**TASK REQUIREMENTS**.
Write the records below out again. Match them exactly.
+--
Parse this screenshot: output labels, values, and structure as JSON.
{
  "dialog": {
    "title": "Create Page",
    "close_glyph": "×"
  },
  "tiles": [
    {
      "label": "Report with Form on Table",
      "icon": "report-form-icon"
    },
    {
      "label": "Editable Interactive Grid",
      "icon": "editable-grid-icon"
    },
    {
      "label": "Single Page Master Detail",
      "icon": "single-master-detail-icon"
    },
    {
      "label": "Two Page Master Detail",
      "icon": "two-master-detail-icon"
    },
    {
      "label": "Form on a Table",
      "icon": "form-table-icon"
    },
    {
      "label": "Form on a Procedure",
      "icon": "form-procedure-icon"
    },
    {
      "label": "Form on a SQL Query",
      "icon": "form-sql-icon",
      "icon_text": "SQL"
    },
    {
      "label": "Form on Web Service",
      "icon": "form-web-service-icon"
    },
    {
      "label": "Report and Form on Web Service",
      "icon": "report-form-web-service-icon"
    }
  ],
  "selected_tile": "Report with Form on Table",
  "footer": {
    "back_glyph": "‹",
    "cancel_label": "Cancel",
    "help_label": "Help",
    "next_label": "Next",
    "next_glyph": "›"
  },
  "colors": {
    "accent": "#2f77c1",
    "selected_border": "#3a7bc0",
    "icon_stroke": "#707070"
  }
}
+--
**RESULT**.
Parse this screenshot: output labels, values, and structure as JSON.
{
  "dialog": {
    "title": "Create Page",
    "close_glyph": "×"
  },
  "tiles": [
    {
      "label": "Report with Form on Table",
      "icon": "report-form-icon"
    },
    {
      "label": "Editable Interactive Grid",
      "icon": "editable-grid-icon"
    },
    {
      "label": "Single Page Master Detail",
      "icon": "single-master-detail-icon"
    },
    {
      "label": "Two Page Master Detail",
      "icon": "two-master-detail-icon"
    },
    {
      "label": "Form on a Table",
      "icon": "form-table-icon"
    },
    {
      "label": "Form on a Procedure",
      "icon": "form-procedure-icon"
    },
    {
      "label": "Form on a SQL Query",
      "icon": "form-sql-icon",
      "icon_text": "SQL"
    },
    {
      "label": "Form on Web Service",
      "icon": "form-web-service-icon"
    },
    {
      "label": "Report and Form on Web Service",
      "icon": "report-form-web-service-icon"
    }
  ],
  "selected_tile": "Report with Form on Table",
  "footer": {
    "back_glyph": "‹",
    "cancel_label": "Cancel",
    "help_label": "Help",
    "next_label": "Next",
    "next_glyph": "›"
  },
  "colors": {
    "accent": "#2f77c1",
    "selected_border": "#3a7bc0",
    "icon_stroke": "#707070"
  }
}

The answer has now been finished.